More Than You’ll Ever Know by Katie Gutierrez – review

Published by Michael Joseph

Publication date – 7 July 2022

Source – review copy

Lore Rivera was married to two men at once, until on a baking hot day in 1986, one of them found out and shot the other. A secret double life, a tragic murder.

That’s the story the world knows.

It’s not the story that fascinates Cassie Bowman.

Carrying the weight of her own family tragedy, true-crime writer Cassie wants to know more about the mysterious woman at the heart of it all: Lore.

And to her surprise, Lore is willing to talk – about how a dance became an affair; how a marriage became a murder.

As the two women grow closer, Cassie finds she can’t help but confess her own darkest secrets.

But when it becomes clear that there might be more to the night of the murder than anyone realised, can either woman face up to the thing they’ve been hiding from . . . the truth?

Cassie is a true crime blogger, looking for the story that will make her career. When she hears about Lore Rivera she thinks she may have found the one. In 1986 Lore’s husband shot and killed her other husband, revealing that Lore had been a bigamist for the last year. Always refusing to talk to the press, Lore agrees to speak to Cassie. But is the truth about what happened all those years ago actually as it appears to be?

The story shifts between Cassie in 2017, Lore in 1985 and Lore in 2017. As it does so, the truth about what happened 30 years ago begins to unfold. The reader is take through how Lore’s relationship with Andres develops, all the while tinged with the sense that she is holding something back as a narrator of her own life.

Both Lore and Cassie are flawed characters. Both are driven by personal desires, to the extent that they cannot see, or simply ignore, how their actions will negatively effect other people. I had little sympathy for Lore. Her desire to be loved in a different way, to act upon those desires, drew Andres and his children, and Fabian and their children, into a web of lies that they did not agree to. She lied by omission as well as directly. She wanted the comfort of a family and the heady excitement of a love affair and didn’t think past the moment she was in as to how things would work. She doesn’t seem to express any regret at what happened, at the hurt she caused and the lives ruined.

Cassie too has made choices that immediately benefit her. She hides her past from her partner and uses her work to hide the truth from herself. She puts finding out the truth about Lore and the book she wants to write before her relationships. She only starts to explore that and assess her actions as she gets to know Lore better.

This isn’t really a murder mystery. There’s the aura of the unknown about what really happened to Andres the day he was murdered. However, the story is more a character study, an attempt to look at what would make a person have two separate lives, secret from each other. What lengths are people prepared to go to, in order to satisfy some personal desires or need for excitement and adventure. The question of whether Lore is a narcissist or simply someone who got carried away with romance, with the desire to be loved isn’t really answered. Lore herself isn’t often clear on whether it was because both men provided her with different things she needed or if she simply needed something to distract her from the everyday.  She often views her life as a one-sided transaction, listing what she gives to Fabian and the children, to Andre and his children and not what they get and need from her, which aren’t necessarily the same things.

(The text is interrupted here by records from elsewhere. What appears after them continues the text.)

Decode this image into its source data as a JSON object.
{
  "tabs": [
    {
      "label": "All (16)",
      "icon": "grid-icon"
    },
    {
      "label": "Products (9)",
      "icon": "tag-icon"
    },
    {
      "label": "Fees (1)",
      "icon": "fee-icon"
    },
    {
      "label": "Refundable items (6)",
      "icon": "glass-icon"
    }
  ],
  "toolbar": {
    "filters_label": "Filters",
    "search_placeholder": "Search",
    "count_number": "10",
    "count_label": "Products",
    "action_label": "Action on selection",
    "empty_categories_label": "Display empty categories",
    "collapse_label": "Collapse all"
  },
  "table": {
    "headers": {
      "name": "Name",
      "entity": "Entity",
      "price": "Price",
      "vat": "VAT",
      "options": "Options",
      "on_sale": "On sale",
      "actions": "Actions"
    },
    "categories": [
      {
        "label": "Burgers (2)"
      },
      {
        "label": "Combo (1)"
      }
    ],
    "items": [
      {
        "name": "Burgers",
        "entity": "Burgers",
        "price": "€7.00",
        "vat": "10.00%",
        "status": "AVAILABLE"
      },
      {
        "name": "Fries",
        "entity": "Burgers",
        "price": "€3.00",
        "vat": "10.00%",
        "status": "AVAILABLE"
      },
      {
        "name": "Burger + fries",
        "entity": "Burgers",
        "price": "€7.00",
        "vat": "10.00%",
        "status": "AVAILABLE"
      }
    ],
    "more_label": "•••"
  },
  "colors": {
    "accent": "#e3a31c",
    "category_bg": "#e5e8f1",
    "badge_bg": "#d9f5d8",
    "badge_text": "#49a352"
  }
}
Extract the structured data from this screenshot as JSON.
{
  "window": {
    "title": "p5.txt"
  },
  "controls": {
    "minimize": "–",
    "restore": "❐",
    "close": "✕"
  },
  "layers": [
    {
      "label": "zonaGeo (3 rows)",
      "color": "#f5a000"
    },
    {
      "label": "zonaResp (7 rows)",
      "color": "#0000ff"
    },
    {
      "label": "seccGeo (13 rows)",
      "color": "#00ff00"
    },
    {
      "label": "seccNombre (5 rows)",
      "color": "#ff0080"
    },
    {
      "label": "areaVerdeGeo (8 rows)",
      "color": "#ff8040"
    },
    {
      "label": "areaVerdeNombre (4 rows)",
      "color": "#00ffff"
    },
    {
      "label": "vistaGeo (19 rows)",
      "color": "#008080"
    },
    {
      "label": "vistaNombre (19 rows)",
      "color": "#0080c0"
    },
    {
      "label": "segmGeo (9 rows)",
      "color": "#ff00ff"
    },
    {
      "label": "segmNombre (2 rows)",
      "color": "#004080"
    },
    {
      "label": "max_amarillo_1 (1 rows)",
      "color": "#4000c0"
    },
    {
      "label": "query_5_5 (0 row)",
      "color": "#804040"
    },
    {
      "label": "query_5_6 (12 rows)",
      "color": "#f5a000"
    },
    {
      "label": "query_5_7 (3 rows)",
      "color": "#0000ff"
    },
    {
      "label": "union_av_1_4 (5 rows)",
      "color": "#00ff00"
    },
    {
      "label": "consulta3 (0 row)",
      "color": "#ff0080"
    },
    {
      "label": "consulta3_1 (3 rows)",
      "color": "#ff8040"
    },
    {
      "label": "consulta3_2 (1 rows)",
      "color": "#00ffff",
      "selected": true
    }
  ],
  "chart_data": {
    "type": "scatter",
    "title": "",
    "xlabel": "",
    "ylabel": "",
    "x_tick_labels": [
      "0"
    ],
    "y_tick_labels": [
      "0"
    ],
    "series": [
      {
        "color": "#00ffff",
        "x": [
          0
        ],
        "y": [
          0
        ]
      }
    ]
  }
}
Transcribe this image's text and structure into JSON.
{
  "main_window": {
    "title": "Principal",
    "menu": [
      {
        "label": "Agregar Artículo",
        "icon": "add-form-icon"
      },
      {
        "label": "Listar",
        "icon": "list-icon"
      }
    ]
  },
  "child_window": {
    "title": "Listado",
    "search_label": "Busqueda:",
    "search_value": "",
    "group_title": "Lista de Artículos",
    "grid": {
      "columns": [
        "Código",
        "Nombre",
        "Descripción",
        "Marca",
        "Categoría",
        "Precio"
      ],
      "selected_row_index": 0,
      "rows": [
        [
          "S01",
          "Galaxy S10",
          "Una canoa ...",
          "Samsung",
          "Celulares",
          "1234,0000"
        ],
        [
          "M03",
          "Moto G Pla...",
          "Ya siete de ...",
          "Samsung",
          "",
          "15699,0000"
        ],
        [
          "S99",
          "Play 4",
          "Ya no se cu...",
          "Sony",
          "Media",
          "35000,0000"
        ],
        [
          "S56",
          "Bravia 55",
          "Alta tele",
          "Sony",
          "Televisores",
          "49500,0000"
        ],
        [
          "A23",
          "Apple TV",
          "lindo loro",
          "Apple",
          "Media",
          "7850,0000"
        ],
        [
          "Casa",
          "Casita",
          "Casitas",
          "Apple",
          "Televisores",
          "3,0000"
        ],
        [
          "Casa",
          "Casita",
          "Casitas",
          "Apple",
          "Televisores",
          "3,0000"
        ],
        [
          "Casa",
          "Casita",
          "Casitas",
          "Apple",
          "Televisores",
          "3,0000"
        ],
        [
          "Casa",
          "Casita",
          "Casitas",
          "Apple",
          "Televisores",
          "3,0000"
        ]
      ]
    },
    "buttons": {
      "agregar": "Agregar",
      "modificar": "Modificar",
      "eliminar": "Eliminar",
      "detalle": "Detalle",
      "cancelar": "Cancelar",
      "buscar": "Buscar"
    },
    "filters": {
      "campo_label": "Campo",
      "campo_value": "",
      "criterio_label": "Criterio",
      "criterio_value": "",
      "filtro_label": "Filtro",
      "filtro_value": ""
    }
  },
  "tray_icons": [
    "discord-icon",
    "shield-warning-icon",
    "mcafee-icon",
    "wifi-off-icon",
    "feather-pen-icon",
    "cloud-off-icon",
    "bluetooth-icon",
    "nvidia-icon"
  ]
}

It’s perhaps obvious to the reader before it becomes obvious to Cassie that things aren’t as they seem and as the story progresses the truth is revealed, or what is left of the truth that hasn’t been warped and whittled away by the last three decades.

Whilst a little long in places, the pace doesn’t overly drag. The prose reflects the whimsical reminisces  of Lore with the almost frantic need of Cassie to find out the truth, with the romance of Mexico contrasting with the realities of the everyday on Laredo.

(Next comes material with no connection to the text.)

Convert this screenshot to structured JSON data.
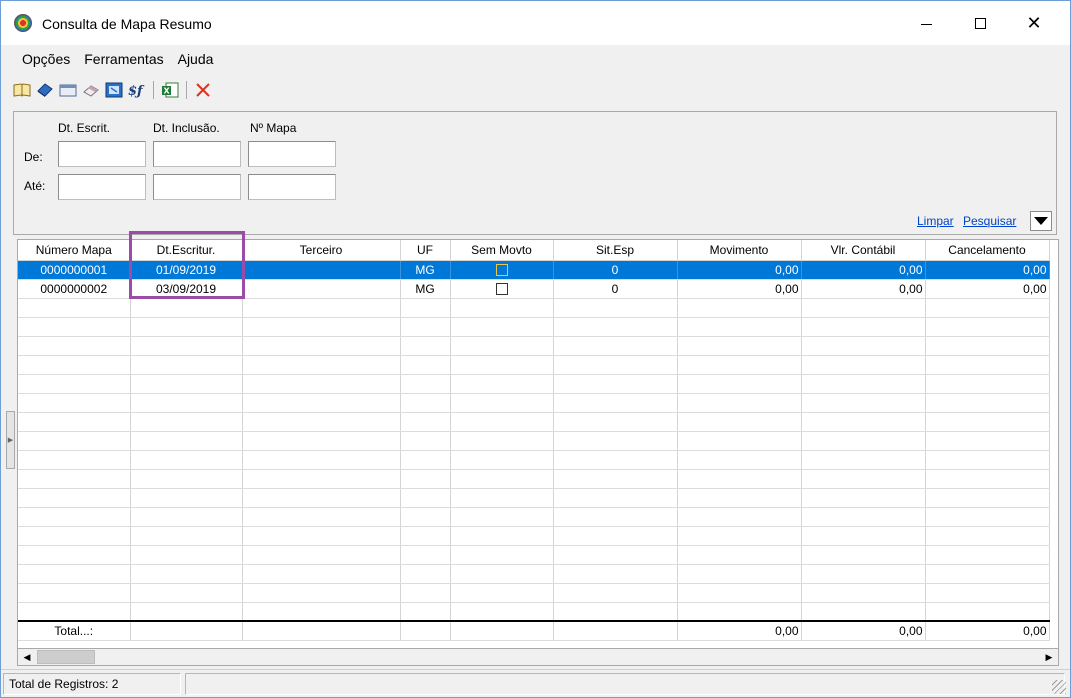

An interesting, engaging look at that rare instance, a female bigamist, and the fallout from her double life.

Leave a Reply

Fill in your details below or click an icon to log in: Logo

You are commenting using your account. Log Out /  Change )

Twitter picture

You are commenting using your Twitter account. Log Out /  Change )

Facebook photo

You are commenting using your Facebook account. Log Out /  Change )

Connecting to %s

This site uses Akismet to reduce spam. Learn how your comment data is processed.